* [DATA TO USE]:
# # # #

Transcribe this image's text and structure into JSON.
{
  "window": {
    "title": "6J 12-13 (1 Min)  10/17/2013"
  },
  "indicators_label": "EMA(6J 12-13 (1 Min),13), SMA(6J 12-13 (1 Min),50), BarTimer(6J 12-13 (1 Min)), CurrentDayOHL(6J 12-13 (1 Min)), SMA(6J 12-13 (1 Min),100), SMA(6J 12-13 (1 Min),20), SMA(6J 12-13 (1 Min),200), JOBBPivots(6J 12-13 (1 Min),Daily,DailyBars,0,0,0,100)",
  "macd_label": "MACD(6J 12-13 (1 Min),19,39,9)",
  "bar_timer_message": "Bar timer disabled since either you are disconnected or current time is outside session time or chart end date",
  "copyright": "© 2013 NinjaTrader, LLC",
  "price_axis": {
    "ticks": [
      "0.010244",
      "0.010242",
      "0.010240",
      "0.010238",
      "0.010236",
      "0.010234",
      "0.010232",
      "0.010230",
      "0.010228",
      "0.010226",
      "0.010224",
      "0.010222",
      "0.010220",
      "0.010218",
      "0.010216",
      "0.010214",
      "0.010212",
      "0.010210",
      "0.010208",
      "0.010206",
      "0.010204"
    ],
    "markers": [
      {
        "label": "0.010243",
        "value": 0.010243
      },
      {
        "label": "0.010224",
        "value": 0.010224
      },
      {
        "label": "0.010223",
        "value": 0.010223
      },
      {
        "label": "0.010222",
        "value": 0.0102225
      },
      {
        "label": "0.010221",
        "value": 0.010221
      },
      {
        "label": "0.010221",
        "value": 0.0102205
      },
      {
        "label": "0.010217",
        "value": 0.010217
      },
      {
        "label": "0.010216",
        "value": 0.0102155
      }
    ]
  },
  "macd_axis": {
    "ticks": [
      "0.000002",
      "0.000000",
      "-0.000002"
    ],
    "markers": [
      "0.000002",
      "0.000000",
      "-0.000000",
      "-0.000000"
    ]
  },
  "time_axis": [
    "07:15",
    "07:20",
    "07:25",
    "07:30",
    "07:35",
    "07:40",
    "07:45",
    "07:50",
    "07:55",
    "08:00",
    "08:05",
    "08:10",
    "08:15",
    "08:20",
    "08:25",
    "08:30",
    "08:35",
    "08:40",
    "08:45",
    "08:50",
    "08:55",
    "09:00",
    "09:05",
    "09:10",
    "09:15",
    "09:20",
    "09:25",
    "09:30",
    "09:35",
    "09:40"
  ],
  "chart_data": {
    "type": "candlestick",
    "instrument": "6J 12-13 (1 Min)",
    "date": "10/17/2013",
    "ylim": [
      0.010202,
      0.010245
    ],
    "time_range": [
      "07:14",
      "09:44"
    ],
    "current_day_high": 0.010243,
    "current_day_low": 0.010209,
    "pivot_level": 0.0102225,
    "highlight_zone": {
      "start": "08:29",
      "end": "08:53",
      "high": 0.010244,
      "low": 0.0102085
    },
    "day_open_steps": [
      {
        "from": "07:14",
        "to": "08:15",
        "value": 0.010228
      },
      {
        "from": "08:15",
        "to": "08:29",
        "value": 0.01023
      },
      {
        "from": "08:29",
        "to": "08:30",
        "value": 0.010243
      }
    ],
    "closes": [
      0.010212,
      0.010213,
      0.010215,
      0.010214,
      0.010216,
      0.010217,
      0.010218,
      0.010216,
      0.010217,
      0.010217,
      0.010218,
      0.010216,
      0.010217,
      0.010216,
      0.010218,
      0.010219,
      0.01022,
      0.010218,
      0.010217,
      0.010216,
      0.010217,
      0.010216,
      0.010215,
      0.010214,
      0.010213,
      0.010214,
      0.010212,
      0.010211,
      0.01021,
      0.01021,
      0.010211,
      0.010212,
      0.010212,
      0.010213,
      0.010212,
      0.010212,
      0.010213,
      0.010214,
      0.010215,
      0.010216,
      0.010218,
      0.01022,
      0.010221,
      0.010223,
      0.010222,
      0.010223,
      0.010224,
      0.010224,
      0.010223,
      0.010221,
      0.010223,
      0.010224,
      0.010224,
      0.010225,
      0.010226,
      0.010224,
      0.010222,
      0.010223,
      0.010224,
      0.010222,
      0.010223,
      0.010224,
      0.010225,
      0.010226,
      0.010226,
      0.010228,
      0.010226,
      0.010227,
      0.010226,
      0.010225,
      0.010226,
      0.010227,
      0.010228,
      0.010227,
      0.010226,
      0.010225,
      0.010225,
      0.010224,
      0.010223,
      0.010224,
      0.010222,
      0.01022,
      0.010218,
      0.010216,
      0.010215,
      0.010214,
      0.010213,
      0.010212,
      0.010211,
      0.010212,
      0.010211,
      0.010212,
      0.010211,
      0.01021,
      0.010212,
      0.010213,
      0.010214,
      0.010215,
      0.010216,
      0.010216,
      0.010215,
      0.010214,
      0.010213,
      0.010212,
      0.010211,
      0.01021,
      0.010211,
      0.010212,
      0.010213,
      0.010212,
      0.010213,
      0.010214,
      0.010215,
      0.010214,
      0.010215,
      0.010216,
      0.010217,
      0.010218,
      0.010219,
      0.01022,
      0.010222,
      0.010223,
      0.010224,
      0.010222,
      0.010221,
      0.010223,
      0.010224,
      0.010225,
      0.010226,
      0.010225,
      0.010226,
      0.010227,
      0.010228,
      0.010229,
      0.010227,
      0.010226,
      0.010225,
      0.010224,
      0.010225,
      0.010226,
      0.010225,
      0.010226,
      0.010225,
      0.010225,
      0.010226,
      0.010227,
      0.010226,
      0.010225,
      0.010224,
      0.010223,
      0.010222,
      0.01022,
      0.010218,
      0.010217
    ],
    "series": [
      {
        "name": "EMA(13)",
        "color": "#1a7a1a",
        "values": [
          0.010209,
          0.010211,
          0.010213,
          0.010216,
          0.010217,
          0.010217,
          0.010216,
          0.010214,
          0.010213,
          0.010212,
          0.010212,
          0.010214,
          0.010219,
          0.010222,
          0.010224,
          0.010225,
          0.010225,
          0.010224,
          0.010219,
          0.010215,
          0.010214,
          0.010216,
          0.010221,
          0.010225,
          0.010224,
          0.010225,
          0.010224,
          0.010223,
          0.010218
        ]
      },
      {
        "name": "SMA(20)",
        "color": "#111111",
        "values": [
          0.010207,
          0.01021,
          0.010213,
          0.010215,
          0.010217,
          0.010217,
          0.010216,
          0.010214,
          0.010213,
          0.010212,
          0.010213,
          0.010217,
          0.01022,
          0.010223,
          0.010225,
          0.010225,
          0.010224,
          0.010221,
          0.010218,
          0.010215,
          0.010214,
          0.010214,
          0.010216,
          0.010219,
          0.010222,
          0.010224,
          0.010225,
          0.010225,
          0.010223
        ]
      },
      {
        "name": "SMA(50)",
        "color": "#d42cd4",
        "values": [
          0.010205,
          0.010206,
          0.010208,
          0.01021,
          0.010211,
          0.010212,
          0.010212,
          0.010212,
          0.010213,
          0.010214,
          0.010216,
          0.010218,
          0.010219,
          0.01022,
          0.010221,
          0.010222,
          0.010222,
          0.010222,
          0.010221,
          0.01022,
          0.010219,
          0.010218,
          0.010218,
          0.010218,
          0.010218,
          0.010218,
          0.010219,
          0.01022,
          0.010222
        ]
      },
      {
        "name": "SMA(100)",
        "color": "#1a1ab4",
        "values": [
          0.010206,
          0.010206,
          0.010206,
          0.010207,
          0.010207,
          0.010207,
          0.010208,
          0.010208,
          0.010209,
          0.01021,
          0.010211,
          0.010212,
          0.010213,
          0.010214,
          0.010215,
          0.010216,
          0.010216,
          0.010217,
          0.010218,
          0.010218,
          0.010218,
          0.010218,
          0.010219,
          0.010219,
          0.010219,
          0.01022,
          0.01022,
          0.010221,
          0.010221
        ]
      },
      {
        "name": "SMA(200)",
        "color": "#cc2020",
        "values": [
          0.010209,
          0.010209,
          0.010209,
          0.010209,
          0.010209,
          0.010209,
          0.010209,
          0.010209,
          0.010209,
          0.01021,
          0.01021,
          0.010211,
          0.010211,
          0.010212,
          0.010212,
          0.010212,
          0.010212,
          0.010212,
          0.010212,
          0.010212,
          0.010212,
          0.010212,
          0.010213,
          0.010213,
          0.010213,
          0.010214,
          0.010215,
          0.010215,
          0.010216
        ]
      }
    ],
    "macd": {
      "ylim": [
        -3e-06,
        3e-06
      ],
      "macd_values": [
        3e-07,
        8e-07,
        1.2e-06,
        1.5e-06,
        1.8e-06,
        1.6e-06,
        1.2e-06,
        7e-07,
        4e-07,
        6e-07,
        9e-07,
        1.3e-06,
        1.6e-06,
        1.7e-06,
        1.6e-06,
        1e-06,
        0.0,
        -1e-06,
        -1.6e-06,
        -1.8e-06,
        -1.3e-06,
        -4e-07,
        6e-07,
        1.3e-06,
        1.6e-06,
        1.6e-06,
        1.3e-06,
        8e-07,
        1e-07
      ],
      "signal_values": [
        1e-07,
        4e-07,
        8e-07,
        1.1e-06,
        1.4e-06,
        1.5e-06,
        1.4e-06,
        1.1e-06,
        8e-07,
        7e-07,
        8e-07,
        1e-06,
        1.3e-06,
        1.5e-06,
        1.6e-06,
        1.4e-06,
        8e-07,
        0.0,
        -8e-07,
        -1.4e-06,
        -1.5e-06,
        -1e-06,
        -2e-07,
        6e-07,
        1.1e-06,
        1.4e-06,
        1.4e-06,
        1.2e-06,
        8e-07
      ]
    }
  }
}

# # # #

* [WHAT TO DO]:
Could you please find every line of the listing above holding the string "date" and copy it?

* [REPLY TO THE EXERCISE]:
  "bar_timer_message": "Bar timer disabled since either you are disconnected or current time is outside session time or chart end date",
    "date": "10/17/2013",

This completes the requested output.